This is not so much an activity or technique as a policy. But, it has implications for facilitation and for participants' actions.

At the outset of a course or workshop, as part of my self-introduction, I explain that there is one general rule that is very important to me, that is that everyone should feel free. (This is constantly evolving as I learn more about what feeling free can mean.)

The spiel:

People should feel free to be comfortable:

  • to stand up if they need to stand up,
  • to leave the room if they need to leave the room,
  • to sleep if they need to sleep,
  • to make a phone call if they need to make a phone call, etc.
  • to ask questions, challenge ideas,
  • to suggest changes to the agenda, etc.
  • Being comfortable implies mutual respect, everyone should feel free, so making a phone call in the middle of the workshop is no good if it is disruptive (feel free to go outside), smoking is only okay in places were others feel it is okay, etc. Feel free also means free to make the place and situation work for you, to improve and accomodate.

People should also feel free to be uncomfortable:

  • to be confused,
  • to be nervous about speaking, to be shy,
  • to be unhappy,
  • to be embarrassed,
  • to forget,
  • to not know, to make mistakes, etc.
  • Learning is often awkward and uncomfortable, so we should let it be. People should also feel free to be in conflict, within the parameters of the event. So being uncomfortable, even in conflict, also requires mutual respect. At a deeper level, feel free to be inconforme, to be a misfit, to misfit, to be out of sync, even to be insubordinate.

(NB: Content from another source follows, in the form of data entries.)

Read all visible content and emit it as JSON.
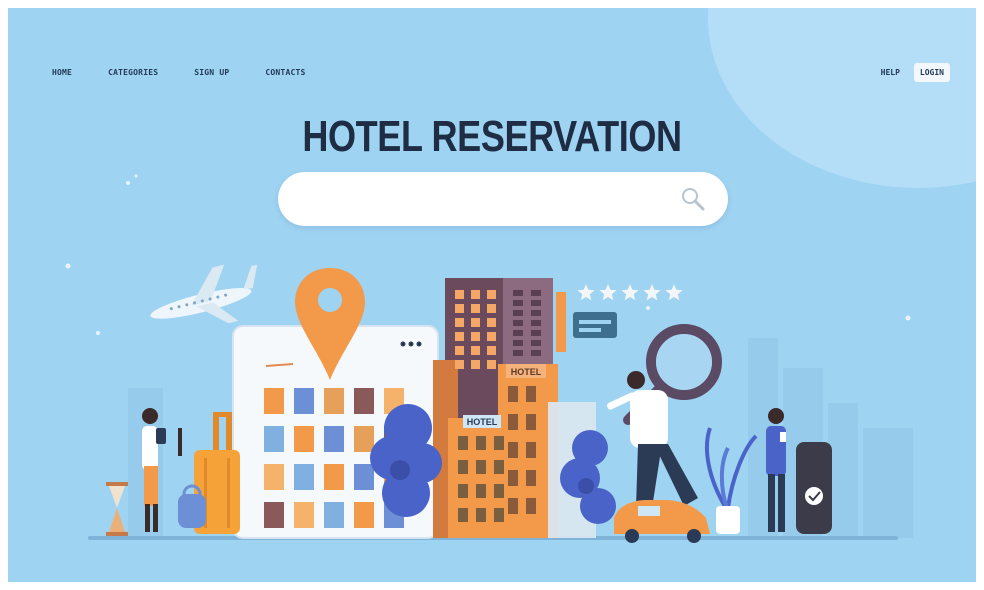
{
  "nav": {
    "items": [
      {
        "label": "HOME"
      },
      {
        "label": "CATEGORIES"
      },
      {
        "label": "SIGN UP"
      },
      {
        "label": "CONTACTS"
      }
    ],
    "help_label": "HELP",
    "login_label": "LOGIN"
  },
  "hero": {
    "title": "HOTEL RESERVATION"
  },
  "search": {
    "placeholder": "",
    "icon": "search-icon"
  },
  "illustration": {
    "hotel_signs": [
      "HOTEL",
      "HOTEL"
    ],
    "rating_stars": 5
  },
  "colors": {
    "background": "#9fd3f2",
    "title": "#1e2c44",
    "accent_orange": "#f29a4a",
    "building_purple": "#6b4a5e",
    "tree_blue": "#4a63c9"
  }
}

Finally feel free means to feel beloved, to feel cared for, to be recognized and valued, to adhere and to give all as much, to find the best in those closest as Whitman said.

You can see how the idea can be extended or adapted (feel free to do so).

I have found that this not only comes as a relief to participants at the beginning of a course, but also strikes them as a provocative idea, making them comfortable and uncomfortable at once. It also helps me as a facilitator deal with changes and rival interpretations of what we are doing -- for example, if someone thinks an activity should be done in a different way, I can clarify why I came up with my way, but also allow them to try doing it differently -- "feel free." Feel Free helps me keep in mind my responsibility which is not to force people to stay with the agenda, but to force them to follow their own paths, whether they lead in the same direction or not, and to negotiate the path we make together with the other participants.

An interesting problem here is that, following Jacotot/Ranciere, the "freedom" I am emphasizing, is the freedom of the participant as a person with equal intelligence to all the others in the room. However, the teacher/facilitator/joker retains the power to control the activity, sets the goals and rules (of course participants always bring their own goals and may change the rules). The teaching situation is one of subordination of the will of the participants to the will of the teacher/facilitator. This is true even in simple games. So, there is a tension here between the feel free command as it applies to the participants as people of equal intelligence, and the limits and conditions the teacher/facilitator/joker imposes on them in creating a learning situation. Feel free and here are the rules. This is a productive tension, I think.

notes; Feel free:
comfortable (equal, entitled, free to come and go, free to choose, protagonist, actor, not just doer...)
uncomfortable (awkward, wrong, out of place, misfit, inconforme, dissatisfied, insurgeant...)
priya (beloved, valued, recognized, adhesion, amitié, trusted...)